No one has pinpointed the number of protestors—observers are claiming anywhere from 12,000 (the official number) to 70,000—but it almost doesn’t matter. What does matter is that once again, the Chinese people have spoken their mind through mass protest; once again the local government has listened and (apparently) capitulated; and once again civil society has emerged at the forefront of a push for political change.
Over the weekend, on Sunday, August 14, a largely middle-class group of Chinese citizens organized a large-scale demonstration in the coastal city of Dalian via the Internet. They were protesting what they believed to be inadequate safeguards at a local Paraxylene (a carcinogenic benzene-based chemical referred to as “PX”) factory. A protective dike around the factory had been breached by rain and high waves that resulted from the tropical storm Muifa. Residents nearby the plant were evacuated, and in the wake of the evacuation, officials reportedly began to consider relocating the factory.
However, the decision was taken away from the government by the protestors. Although the government reported that the factory had not been damaged and no chemical contamination had occurred, residents were worried about the potential for a future disaster; the chemical plant is only twenty kilometers from the center of the city.

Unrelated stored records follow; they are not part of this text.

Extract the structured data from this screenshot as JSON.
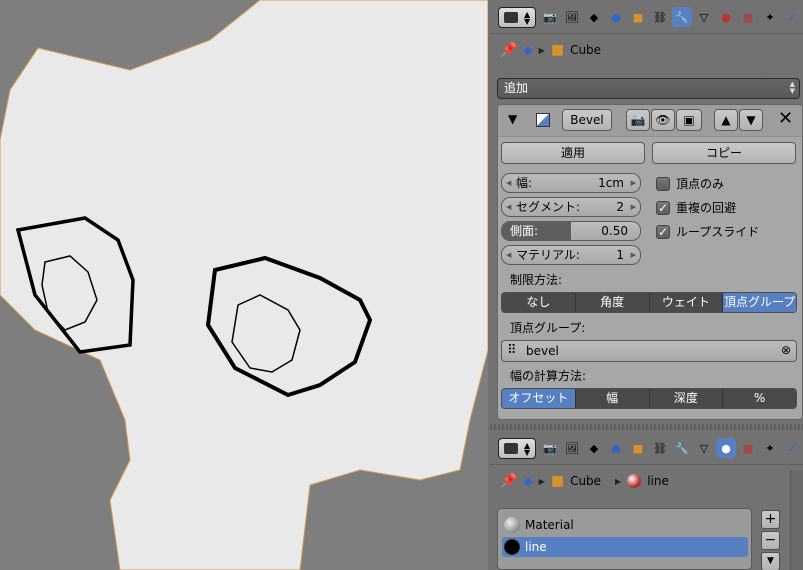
{
  "header_icons": [
    "render-icon",
    "render-layers-icon",
    "scene-icon",
    "world-icon",
    "object-icon",
    "constraints-icon",
    "modifiers-icon",
    "data-icon",
    "material-icon",
    "texture-icon",
    "particles-icon",
    "physics-icon"
  ],
  "top_path": {
    "object_name": "Cube"
  },
  "add_modifier": {
    "label": "追加"
  },
  "modifier": {
    "name": "Bevel",
    "apply_label": "適用",
    "copy_label": "コピー",
    "fields": [
      {
        "label": "幅:",
        "value": "1cm"
      },
      {
        "label": "セグメント:",
        "value": "2"
      },
      {
        "label": "側面:",
        "value": "0.50",
        "fill": 0.5
      },
      {
        "label": "マテリアル:",
        "value": "1"
      }
    ],
    "checkboxes": [
      {
        "label": "頂点のみ",
        "checked": false
      },
      {
        "label": "重複の回避",
        "checked": true
      },
      {
        "label": "ループスライド",
        "checked": true
      }
    ],
    "limit_method_label": "制限方法:",
    "limit_methods": [
      "なし",
      "角度",
      "ウェイト",
      "頂点グループ"
    ],
    "limit_method_selected": 3,
    "vertex_group_label": "頂点グループ:",
    "vertex_group_value": "bevel",
    "width_method_label": "幅の計算方法:",
    "width_methods": [
      "オフセット",
      "幅",
      "深度",
      "%"
    ],
    "width_method_selected": 0
  },
  "bottom_path": {
    "object_name": "Cube",
    "material_name": "line"
  },
  "materials": [
    {
      "name": "Material",
      "color": "#9c9c9c"
    },
    {
      "name": "line",
      "color": "#000000"
    }
  ],
  "colors": {
    "accent": "#5680c2",
    "viewport_bg": "#7e7e7e",
    "mesh_fill": "#e9e9e9",
    "edge_outline": "#d89a4a"
  }
}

The government quickly agreed to shut down and relocate the factory. (Of course, at least one news report has noted that the factory is continuing to operate even after the government’s pledge to shut it down immediately.)
Many news reports have made analogies to a protest in 2007, further down the coast in Xiamen, where the local government, also under significant popular pressure, agreed not to site a PX factory close to the city center. There are similarities—the protesters numbered in the thousands, people communicated via the Internet and cell phones, and the type of plant was the same. In the Xiamen case, however, no plant had yet been built; the opportunity cost for the local government was significant but the actual financial loss was non-existent. In the Dalian situation, the economic losses—first from shuttering the factory and then from relocating it—will be considerable.
What It Signifies
The real significance of the protest, however, is far greater than simply another demonstration of the political potency of mass protest in China. Indeed, an editorial in China’s Global Times warns against considering Dalian simply as a “victory of a ‘protest.” Rather—and this is my interpretation—it is another symbol of how Chinese citizen activism—whether through organized non-governmental organizations, Internet campaigns, running as independent candidacies in local district congress elections, or demonstrations such as that in Dalian—has become a leading source of political evolution in China.
It is important—if often painful—to think about political change in China in the context of the intentions, capacity, resilience, and fate of the larger-than-life political figures, such as Wen Jiabao, Ai Weiwei, and Liu Xiaobo. At the same time, the Dalian protest reminds us that it is equally important to focus on the evolving intentions, capacity, resilience, and fate of the broader Chinese citizenry. China may well be in the midst of a reform movement born of the masses. The Global Times suggests that the Dalian demonstrations and their aftermath are a sign that “Both the public and the government have begun adapting both their language and actions to a more democratic time.” Let’s hope the Global Times is on to something.